What to do:
When a line in the listing below contains the word "JSON", return a copy of that line.

Records supplied:
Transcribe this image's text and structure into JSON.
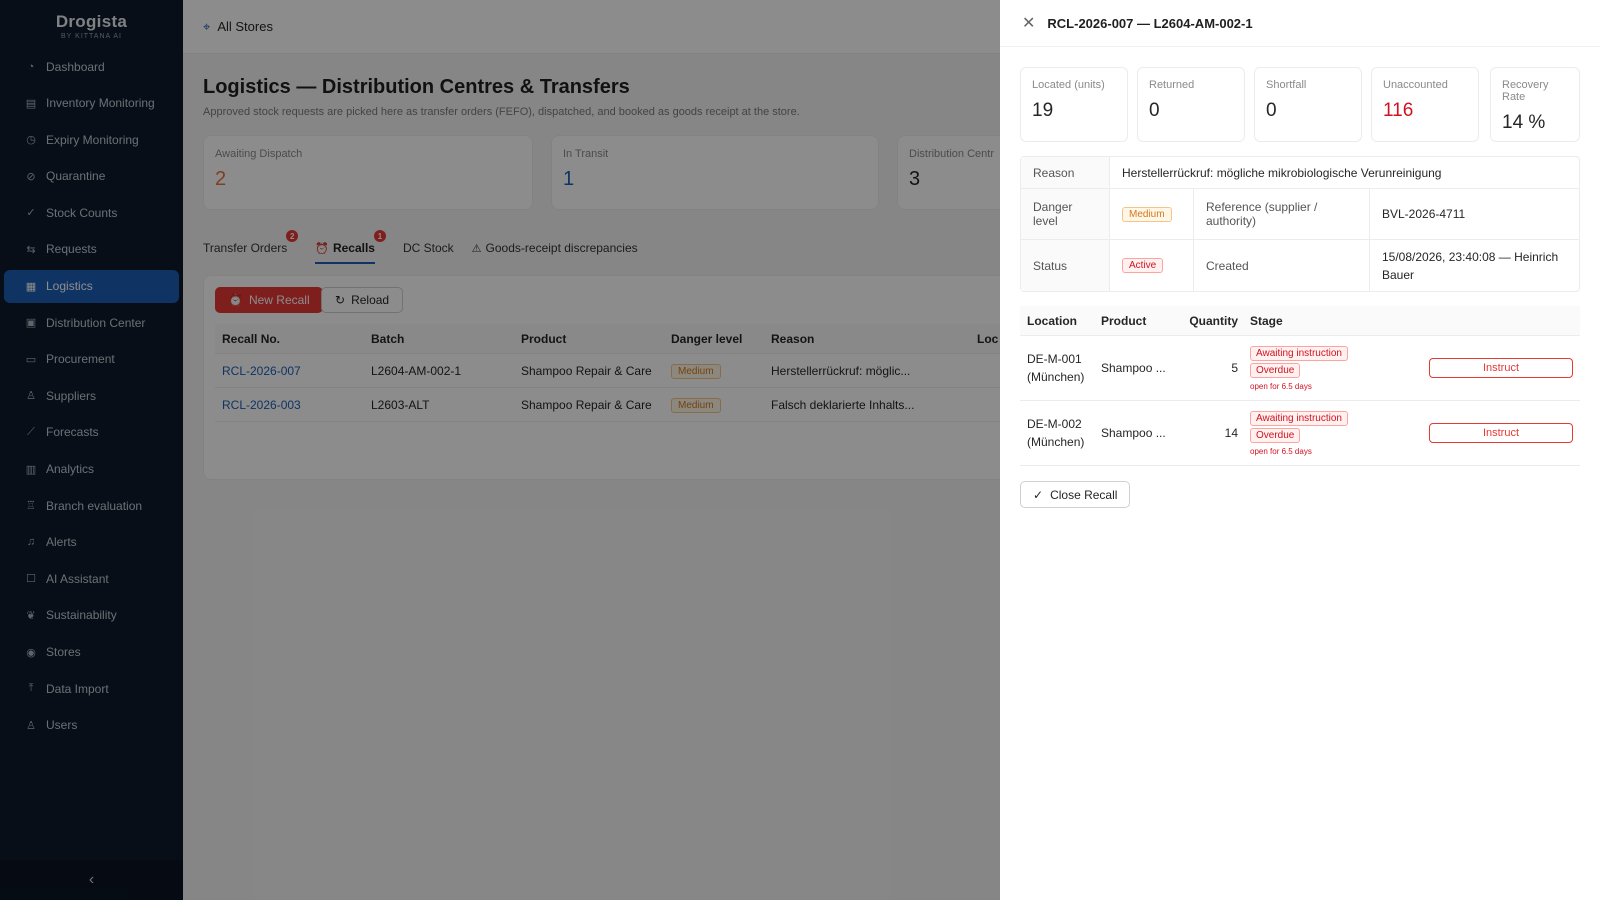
{
  "brand": {
    "name": "Drogista",
    "sub": "BY KITTANA AI"
  },
  "sidebar": {
    "items": [
      {
        "label": "Dashboard",
        "icon": "dashboard-icon"
      },
      {
        "label": "Inventory Monitoring",
        "icon": "inventory-icon"
      },
      {
        "label": "Expiry Monitoring",
        "icon": "clock-icon"
      },
      {
        "label": "Quarantine",
        "icon": "ban-icon"
      },
      {
        "label": "Stock Counts",
        "icon": "check-circle-icon"
      },
      {
        "label": "Requests",
        "icon": "requests-icon"
      },
      {
        "label": "Logistics",
        "icon": "shop-icon",
        "active": true
      },
      {
        "label": "Distribution Center",
        "icon": "container-icon"
      },
      {
        "label": "Procurement",
        "icon": "cart-icon"
      },
      {
        "label": "Suppliers",
        "icon": "team-icon"
      },
      {
        "label": "Forecasts",
        "icon": "line-chart-icon"
      },
      {
        "label": "Analytics",
        "icon": "bar-chart-icon"
      },
      {
        "label": "Branch evaluation",
        "icon": "trophy-icon"
      },
      {
        "label": "Alerts",
        "icon": "bell-icon"
      },
      {
        "label": "AI Assistant",
        "icon": "robot-icon"
      },
      {
        "label": "Sustainability",
        "icon": "leaf-icon"
      },
      {
        "label": "Stores",
        "icon": "location-icon"
      },
      {
        "label": "Data Import",
        "icon": "upload-icon"
      },
      {
        "label": "Users",
        "icon": "user-icon"
      }
    ],
    "collapse": "‹"
  },
  "topbar": {
    "store": "All Stores"
  },
  "page": {
    "title": "Logistics — Distribution Centres & Transfers",
    "subtitle": "Approved stock requests are picked here as transfer orders (FEFO), dispatched, and booked as goods receipt at the store.",
    "stats": [
      {
        "label": "Awaiting Dispatch",
        "value": "2",
        "color": "#e8743b"
      },
      {
        "label": "In Transit",
        "value": "1",
        "color": "#1c5fb6"
      },
      {
        "label": "Distribution Centr",
        "value": "3",
        "color": "#262626"
      }
    ],
    "tabs": [
      {
        "label": "Transfer Orders",
        "badge": "2"
      },
      {
        "label": "Recalls",
        "badge": "1",
        "active": true
      },
      {
        "label": "DC Stock"
      },
      {
        "label": "Goods-receipt discrepancies"
      }
    ]
  },
  "recalls": {
    "new_label": "New Recall",
    "reload_label": "Reload",
    "columns": [
      "Recall No.",
      "Batch",
      "Product",
      "Danger level",
      "Reason",
      "Loc"
    ],
    "rows": [
      {
        "no": "RCL-2026-007",
        "batch": "L2604-AM-002-1",
        "product": "Shampoo Repair & Care",
        "danger": "Medium",
        "reason": "Herstellerrückruf: möglic..."
      },
      {
        "no": "RCL-2026-003",
        "batch": "L2603-ALT",
        "product": "Shampoo Repair & Care",
        "danger": "Medium",
        "reason": "Falsch deklarierte Inhalts..."
      }
    ]
  },
  "drawer": {
    "title": "RCL-2026-007 — L2604-AM-002-1",
    "kpis": [
      {
        "label": "Located (units)",
        "value": "19"
      },
      {
        "label": "Returned",
        "value": "0"
      },
      {
        "label": "Shortfall",
        "value": "0"
      },
      {
        "label": "Unaccounted",
        "value": "116",
        "color": "#cf1322"
      },
      {
        "label": "Recovery Rate",
        "value": "14 %"
      }
    ],
    "details": {
      "reason_label": "Reason",
      "reason_value": "Herstellerrückruf: mögliche mikrobiologische Verunreinigung",
      "danger_label": "Danger level",
      "danger_value": "Medium",
      "reference_label": "Reference (supplier / authority)",
      "reference_value": "BVL-2026-4711",
      "status_label": "Status",
      "status_value": "Active",
      "created_label": "Created",
      "created_value": "15/08/2026, 23:40:08 — Heinrich Bauer"
    },
    "locations": {
      "columns": [
        "Location",
        "Product",
        "Quantity",
        "Stage",
        ""
      ],
      "rows": [
        {
          "location": "DE-M-001 (München)",
          "product": "Shampoo ...",
          "quantity": "5",
          "stage1": "Awaiting instruction",
          "stage2": "Overdue",
          "open_for": "open for 6.5 days",
          "action": "Instruct"
        },
        {
          "location": "DE-M-002 (München)",
          "product": "Shampoo ...",
          "quantity": "14",
          "stage1": "Awaiting instruction",
          "stage2": "Overdue",
          "open_for": "open for 6.5 days",
          "action": "Instruct"
        }
      ]
    },
    "close_recall_label": "Close Recall"
  }
}
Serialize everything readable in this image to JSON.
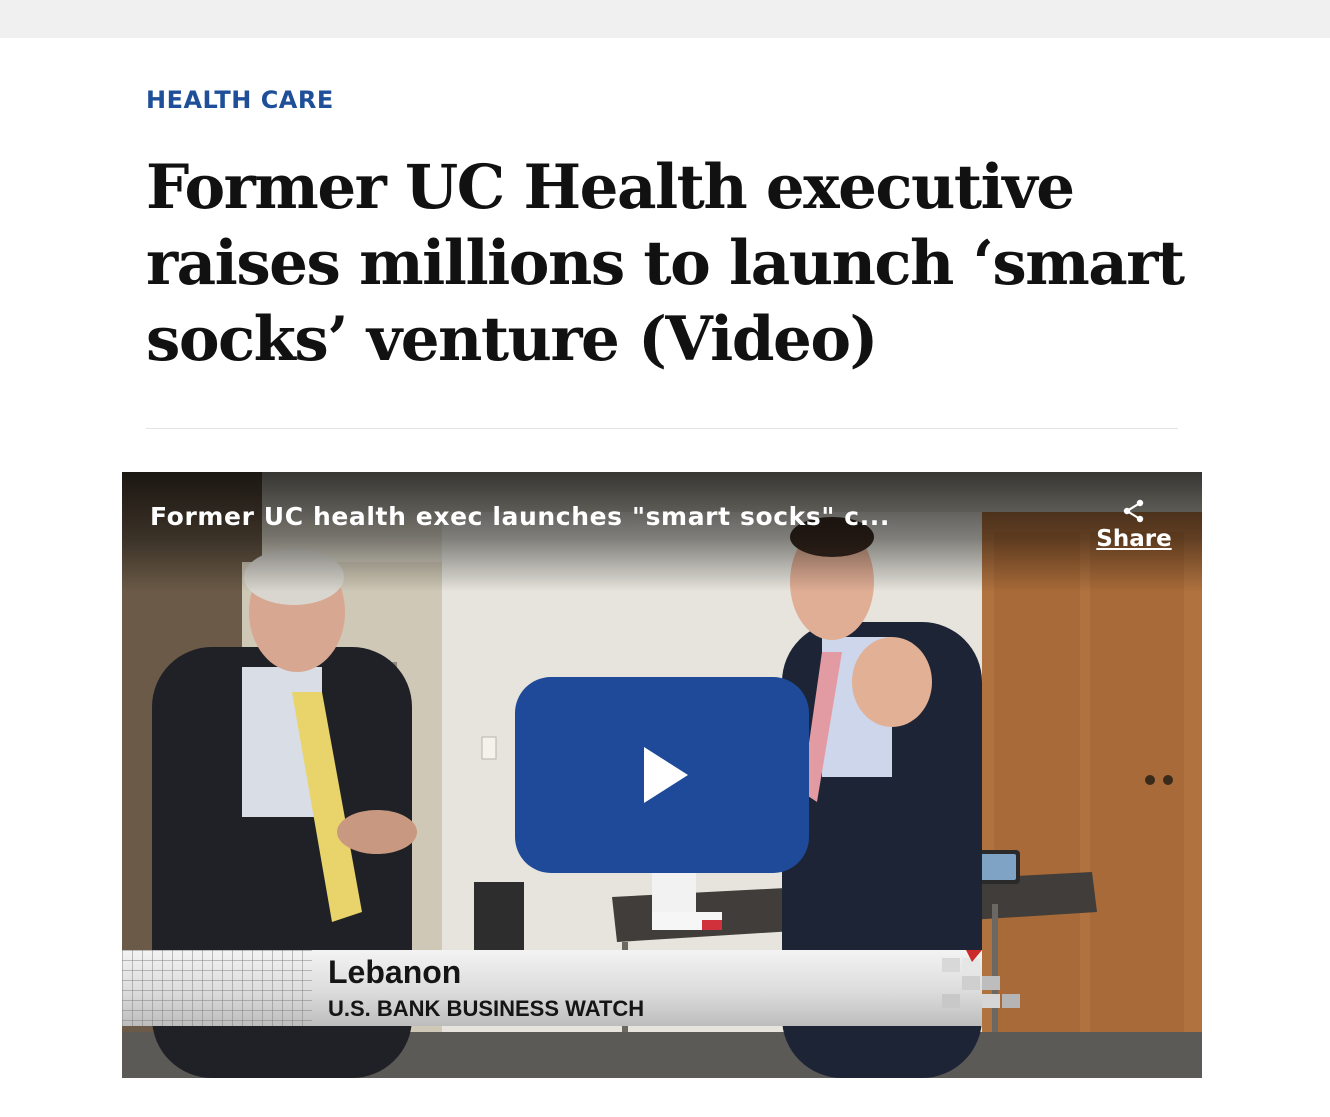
{
  "article": {
    "category": "HEALTH CARE",
    "headline": "Former UC Health executive raises millions to launch ‘smart socks’ venture (Video)"
  },
  "video": {
    "title": "Former UC health exec launches \"smart socks\" c...",
    "share_label": "Share",
    "lower_third": {
      "location": "Lebanon",
      "program": "U.S. BANK BUSINESS WATCH"
    },
    "icons": {
      "share": "share-icon",
      "play": "play-icon"
    }
  },
  "colors": {
    "category": "#1f4f99",
    "play_button": "#1e4a99",
    "top_bar": "#f0f0f0",
    "divider": "#e3e3e3"
  }
}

Solution to this exercise:
Transcribe this image's text and structure into JSON.
Serialize everything readable in this image to JSON.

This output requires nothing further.